What is being asked: Whenever a line below includes the string "true", show it.

Data under study:
--*--
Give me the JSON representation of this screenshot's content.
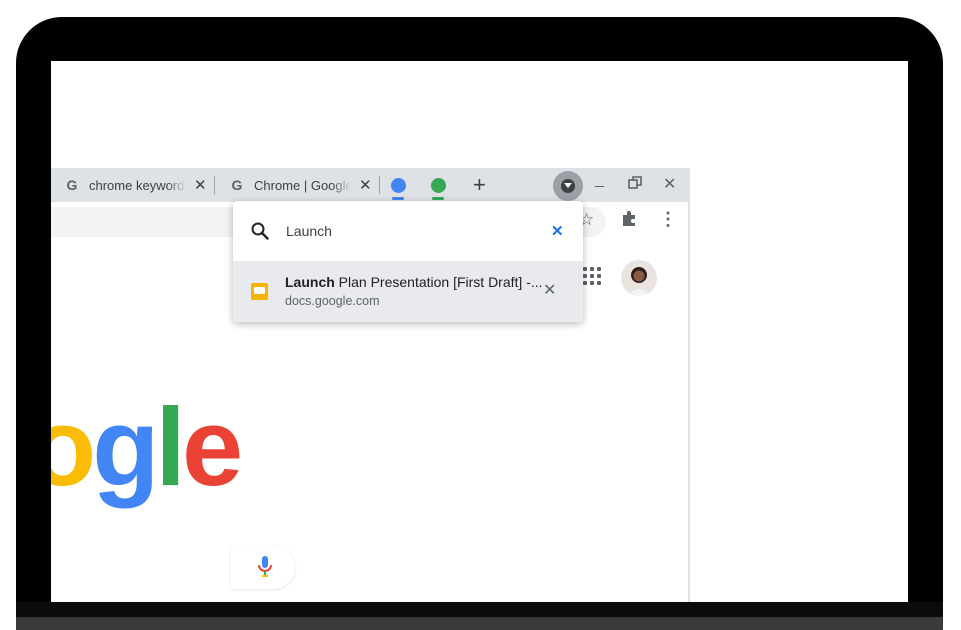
{
  "tabs": [
    {
      "favicon": "G",
      "title": "chrome keywords"
    },
    {
      "favicon": "G",
      "title": "Chrome | Google"
    }
  ],
  "tab_groups": [
    {
      "color": "#4285f4"
    },
    {
      "color": "#34a853"
    }
  ],
  "tab_search": {
    "query": "Launch",
    "result": {
      "title_match": "Launch",
      "title_rest": " Plan Presentation [First Draft] -...",
      "url": "docs.google.com",
      "icon": "slides-icon"
    }
  },
  "page": {
    "logo_letters": [
      {
        "char": "o",
        "color": "#fbbc05"
      },
      {
        "char": "g",
        "color": "#4285f4"
      },
      {
        "char": "l",
        "color": "#34a853"
      },
      {
        "char": "e",
        "color": "#ea4335"
      }
    ]
  },
  "icons": {
    "close": "close-icon",
    "new_tab": "plus-icon",
    "search": "search-icon",
    "mic": "microphone-icon"
  }
}
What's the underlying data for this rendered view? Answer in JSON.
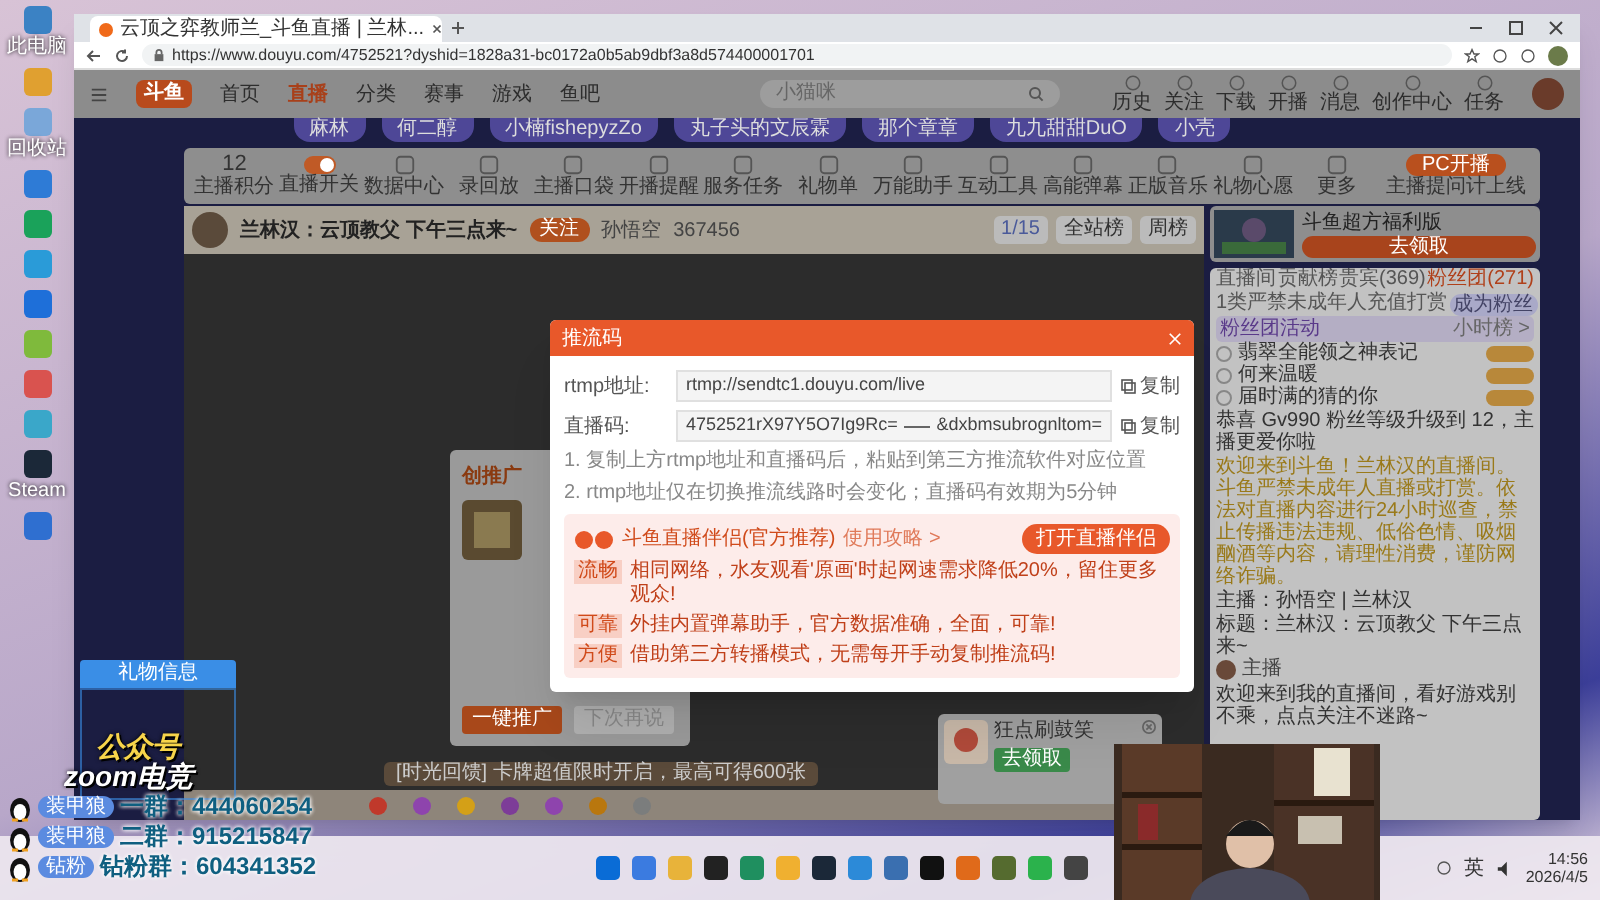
{
  "desktop_icons": [
    {
      "label": "此电脑",
      "color": "#3b82c4"
    },
    {
      "color": "#e0a030"
    },
    {
      "label": "回收站",
      "color": "#7aa7d9"
    },
    {
      "color": "#2e7bd6"
    },
    {
      "color": "#1aa25a"
    },
    {
      "color": "#2a9bd8"
    },
    {
      "color": "#1e6fd9"
    },
    {
      "color": "#7fba3c"
    },
    {
      "color": "#d9534f"
    },
    {
      "color": "#3aa7c9"
    },
    {
      "label": "Steam",
      "color": "#1b2838"
    },
    {
      "color": "#2f6fd0"
    }
  ],
  "browser": {
    "tab_title": "云顶之弈教师兰_斗鱼直播 | 兰林...",
    "url": "https://www.douyu.com/4752521?dyshid=1828a31-bc0172a0b5ab9dbf3a8d574400001701"
  },
  "site_nav": {
    "logo": "斗鱼",
    "items": [
      {
        "label": "首页",
        "selected": false
      },
      {
        "label": "直播",
        "selected": true
      },
      {
        "label": "分类",
        "selected": false
      },
      {
        "label": "赛事",
        "selected": false
      },
      {
        "label": "游戏",
        "selected": false
      },
      {
        "label": "鱼吧",
        "selected": false
      }
    ],
    "search": {
      "placeholder": "小猫咪"
    },
    "actions": [
      "历史",
      "关注",
      "下载",
      "开播",
      "消息",
      "创作中心",
      "任务"
    ]
  },
  "recommended_streamers": [
    "麻林",
    "何二醇",
    "小楠fishepyzZo",
    "丸子头的文辰霖",
    "那个章章",
    "九九甜甜DuO",
    "小壳"
  ],
  "toolbar": {
    "items": [
      {
        "kind": "score",
        "value": "12",
        "label": "主播积分"
      },
      {
        "kind": "toggle",
        "label": "直播开关",
        "on": true
      },
      {
        "kind": "tool",
        "label": "数据中心"
      },
      {
        "kind": "tool",
        "label": "录回放"
      },
      {
        "kind": "tool",
        "label": "主播口袋"
      },
      {
        "kind": "tool",
        "label": "开播提醒"
      },
      {
        "kind": "tool",
        "label": "服务任务"
      },
      {
        "kind": "tool",
        "label": "礼物单"
      },
      {
        "kind": "tool",
        "label": "万能助手"
      },
      {
        "kind": "tool",
        "label": "互动工具"
      },
      {
        "kind": "tool",
        "label": "高能弹幕"
      },
      {
        "kind": "tool",
        "label": "正版音乐"
      },
      {
        "kind": "tool",
        "label": "礼物心愿"
      },
      {
        "kind": "tool",
        "label": "更多"
      }
    ],
    "pc_button": "PC开播",
    "pc_caption": "主播提问计上线"
  },
  "room": {
    "title": "兰林汉：云顶教父 下午三点来~",
    "follow": "关注",
    "anchor": "孙悟空",
    "heat": "367456",
    "rank": "1/15",
    "buttons": [
      "全站榜",
      "周榜"
    ]
  },
  "video": {
    "gift_tip": "[时光回馈] 卡牌超值限时开启，最高可得600张"
  },
  "stream_key_dialog": {
    "title": "推流码",
    "fields": [
      {
        "label": "rtmp地址:",
        "value": "rtmp://sendtc1.douyu.com/live",
        "action": "复制"
      },
      {
        "label": "直播码:",
        "value": "4752521rX97Y5O7Ig9Rc=",
        "value_end": "&dxbmsubrognltom=",
        "action": "复制"
      }
    ],
    "notes": [
      "1. 复制上方rtmp地址和直播码后，粘贴到第三方推流软件对应位置",
      "2. rtmp地址仅在切换推流线路时会变化；直播码有效期为5分钟"
    ],
    "promo": {
      "title": "斗鱼直播伴侣(官方推荐)",
      "link": "使用攻略 >",
      "button": "打开直播伴侣",
      "features": [
        {
          "tag": "流畅",
          "text": "相同网络，水友观看'原画'时起网速需求降低20%，留住更多观众!"
        },
        {
          "tag": "可靠",
          "text": "外挂内置弹幕助手，官方数据准确，全面，可靠!"
        },
        {
          "tag": "方便",
          "text": "借助第三方转播模式，无需每开手动复制推流码!"
        }
      ]
    }
  },
  "promo_dialog": {
    "title": "创推广",
    "buttons": [
      {
        "label": "一键推广",
        "disabled": false
      },
      {
        "label": "下次再说",
        "disabled": true
      }
    ]
  },
  "task_card": {
    "title": "狂点刷鼓笑",
    "button": "去领取"
  },
  "right_panel": {
    "ad": {
      "title": "斗鱼超方福利版",
      "button": "去领取"
    },
    "tabs": [
      {
        "label": "直播间",
        "selected": false
      },
      {
        "label": "贡献榜",
        "selected": false
      },
      {
        "label": "贵宾(369)",
        "selected": false
      },
      {
        "label": "粉丝团(271)",
        "selected": true
      }
    ],
    "fan_bar": {
      "text": "1类严禁未成年人充值打赏",
      "button": "成为粉丝"
    },
    "fan_club": {
      "title": "粉丝团活动",
      "link": "小时榜 >"
    },
    "ranks": [
      "翡翠全能领之神表记",
      "何来温暖",
      "届时满的猜的你"
    ],
    "messages": [
      {
        "kind": "system",
        "text": "恭喜 Gv990 粉丝等级升级到 12，主播更爱你啦"
      },
      {
        "kind": "notice",
        "text": "欢迎来到斗鱼！兰林汉的直播间。斗鱼严禁未成年人直播或打赏。依法对直播内容进行24小时巡查，禁止传播违法违规、低俗色情、吸烟酗酒等内容，请理性消费，谨防网络诈骗。"
      },
      {
        "kind": "info",
        "text": "主播：孙悟空 | 兰林汉"
      },
      {
        "kind": "info",
        "text": "标题：兰林汉：云顶教父 下午三点来~"
      },
      {
        "kind": "chat",
        "user": "主播",
        "text": "欢迎来到我的直播间，看好游戏别不乘，点点关注不迷路~"
      }
    ]
  },
  "gift_info": {
    "title": "礼物信息"
  },
  "stream_overlay": {
    "brand": "公众号",
    "channel": "zoom电竞",
    "groups": [
      {
        "badge": "装甲狼",
        "text": "一群：444060254"
      },
      {
        "badge": "装甲狼",
        "text": "二群：915215847"
      },
      {
        "badge": "钻粉",
        "text": "钻粉群：604341352"
      }
    ]
  },
  "taskbar": {
    "apps": [
      {
        "color": "#0a6cd6"
      },
      {
        "color": "#3b7be0"
      },
      {
        "color": "#e8b33a"
      },
      {
        "color": "#222222"
      },
      {
        "color": "#1f8f5f"
      },
      {
        "color": "#f0b030"
      },
      {
        "color": "#1b2838"
      },
      {
        "color": "#2c8ad8"
      },
      {
        "color": "#3a6fb0"
      },
      {
        "color": "#111111"
      },
      {
        "color": "#e06a1a"
      },
      {
        "color": "#556b2f"
      },
      {
        "color": "#2bb24c"
      },
      {
        "color": "#444444"
      }
    ],
    "ime": "英",
    "time": "14:56",
    "date": "2026/4/5"
  }
}
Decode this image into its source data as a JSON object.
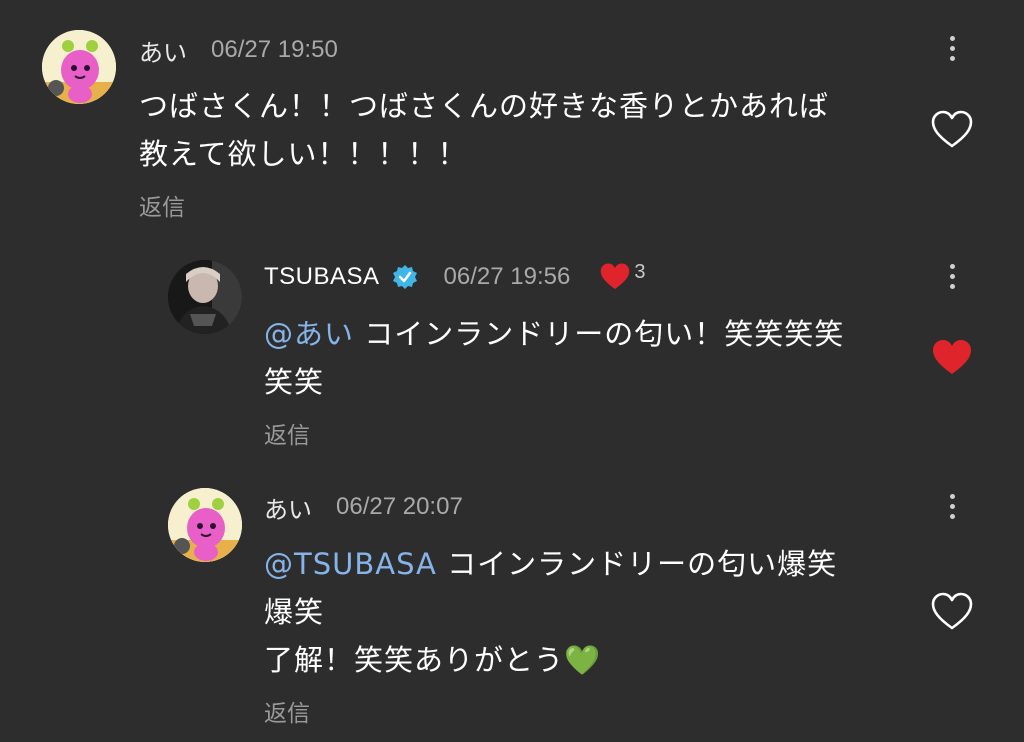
{
  "comments": [
    {
      "username": "あい",
      "timestamp": "06/27 19:50",
      "lines": [
        "つばさくん！！つばさくんの好きな香りとかあれば",
        "教えて欲しい！！！！！"
      ],
      "reply_label": "返信",
      "liked": false,
      "avatar": "pink-character-avatar"
    },
    {
      "username": "TSUBASA",
      "verified": true,
      "timestamp": "06/27 19:56",
      "creator_like_count": "3",
      "mention": "@あい",
      "lines": [
        "コインランドリーの匂い！笑笑笑笑",
        "笑笑"
      ],
      "reply_label": "返信",
      "liked": true,
      "avatar": "photo-avatar"
    },
    {
      "username": "あい",
      "timestamp": "06/27 20:07",
      "mention": "@TSUBASA",
      "lines": [
        "コインランドリーの匂い爆笑",
        "爆笑",
        "了解！笑笑ありがとう💚"
      ],
      "reply_label": "返信",
      "liked": false,
      "avatar": "pink-character-avatar"
    }
  ],
  "colors": {
    "background": "#2d2d2d",
    "mention": "#86b4e8",
    "heart_active": "#e0242c",
    "verified": "#3fb6e6"
  }
}
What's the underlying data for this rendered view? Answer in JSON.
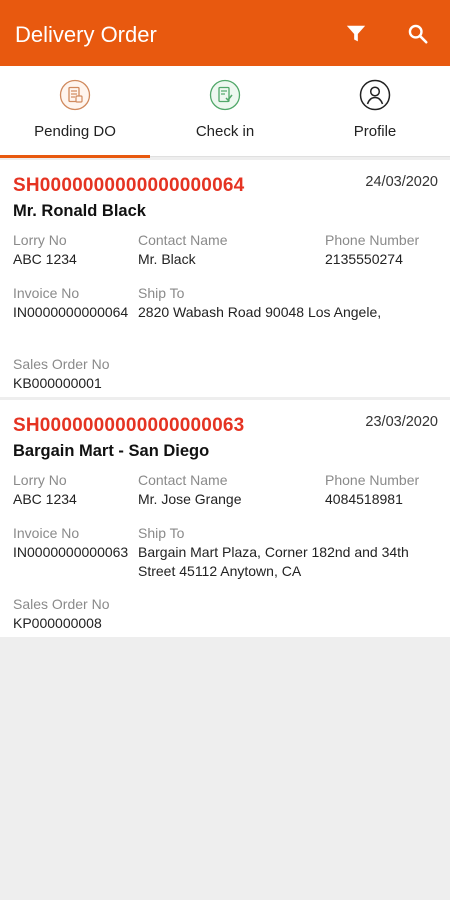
{
  "appbar": {
    "title": "Delivery Order",
    "filter_icon": "filter-icon",
    "search_icon": "search-icon",
    "background": "#e8590f"
  },
  "tabs": [
    {
      "label": "Pending DO",
      "icon": "document-list-icon",
      "active": true
    },
    {
      "label": "Check in",
      "icon": "checkin-document-icon",
      "active": false
    },
    {
      "label": "Profile",
      "icon": "user-profile-icon",
      "active": false
    }
  ],
  "labels": {
    "lorry": "Lorry No",
    "contact": "Contact Name",
    "phone": "Phone Number",
    "invoice": "Invoice No",
    "ship": "Ship To",
    "sales": "Sales Order No"
  },
  "orders": [
    {
      "order_no": "SH0000000000000000064",
      "date": "24/03/2020",
      "customer": "Mr. Ronald Black",
      "lorry": "ABC 1234",
      "contact": "Mr. Black",
      "phone": "2135550274",
      "invoice": "IN0000000000064",
      "ship_to": "2820 Wabash Road 90048 Los Angele,",
      "sales_order": "KB000000001"
    },
    {
      "order_no": "SH0000000000000000063",
      "date": "23/03/2020",
      "customer": "Bargain Mart - San Diego",
      "lorry": "ABC 1234",
      "contact": "Mr. Jose Grange",
      "phone": "4084518981",
      "invoice": "IN0000000000063",
      "ship_to": "Bargain Mart Plaza, Corner 182nd and 34th Street 45112 Anytown, CA",
      "sales_order": "KP000000008"
    }
  ]
}
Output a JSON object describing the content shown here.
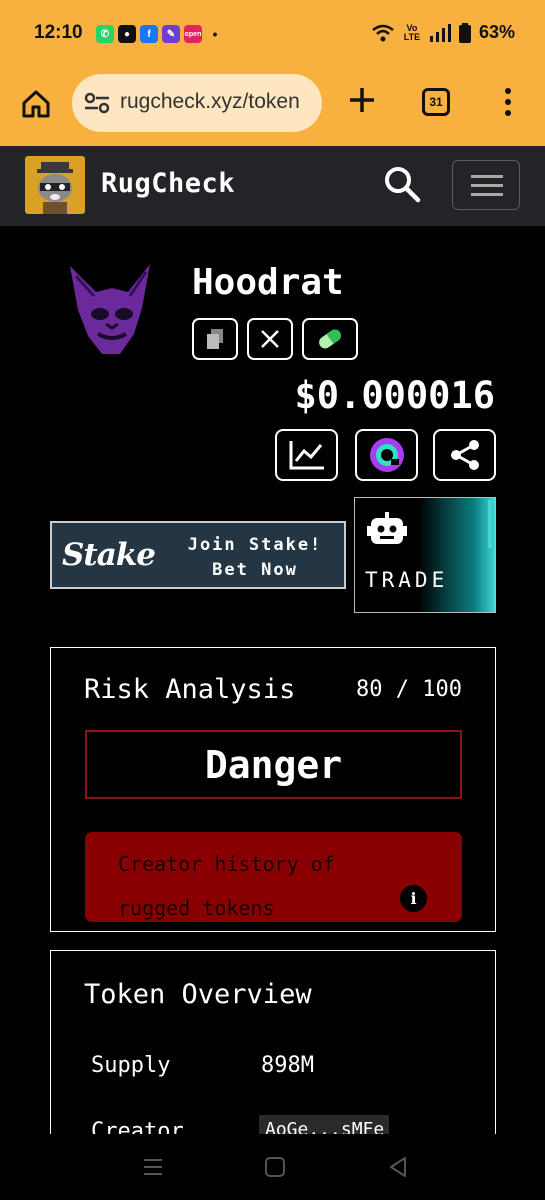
{
  "status_bar": {
    "time": "12:10",
    "apps": [
      {
        "icon": "whatsapp-icon",
        "color": "#25d366"
      },
      {
        "icon": "messages-icon",
        "color": "#111111"
      },
      {
        "icon": "facebook-icon",
        "color": "#1877f2"
      },
      {
        "icon": "app-icon",
        "color": "#6b3fd6"
      },
      {
        "icon": "open-app-icon",
        "color": "#e0245e"
      }
    ],
    "network": "Vo LTE",
    "battery": "63%"
  },
  "browser": {
    "url": "rugcheck.xyz/token",
    "tab_count": "31"
  },
  "site": {
    "brand": "RugCheck"
  },
  "token": {
    "name": "Hoodrat",
    "price": "$0.000016",
    "icon_buttons": [
      "copy-icon",
      "x-icon",
      "pill-icon"
    ],
    "action_buttons": [
      "chart-icon",
      "gecko-icon",
      "share-icon"
    ]
  },
  "ads": {
    "stake_logo": "Stake",
    "stake_line1": "Join Stake!",
    "stake_line2": "Bet Now",
    "trade_label": "TRADE"
  },
  "risk": {
    "title": "Risk Analysis",
    "score": "80 / 100",
    "level": "Danger",
    "alert": "Creator history of rugged tokens",
    "colors": {
      "danger_border": "#8a1414",
      "alert_bg": "#880000"
    }
  },
  "overview": {
    "title": "Token Overview",
    "rows": [
      {
        "label": "Supply",
        "value": "898M"
      },
      {
        "label": "Creator",
        "value": "AoGe...sMFe"
      }
    ]
  }
}
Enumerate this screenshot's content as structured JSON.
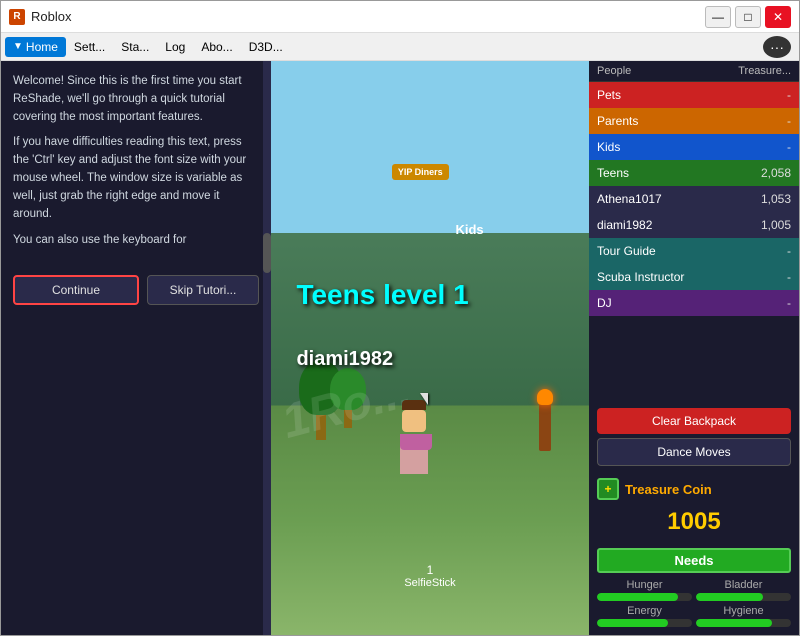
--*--
Result of the exercise:
        "selected": true
        "on": true
        "disabled": true
        "selected": true
      "verified": true,
      "liked": true,
      "active": true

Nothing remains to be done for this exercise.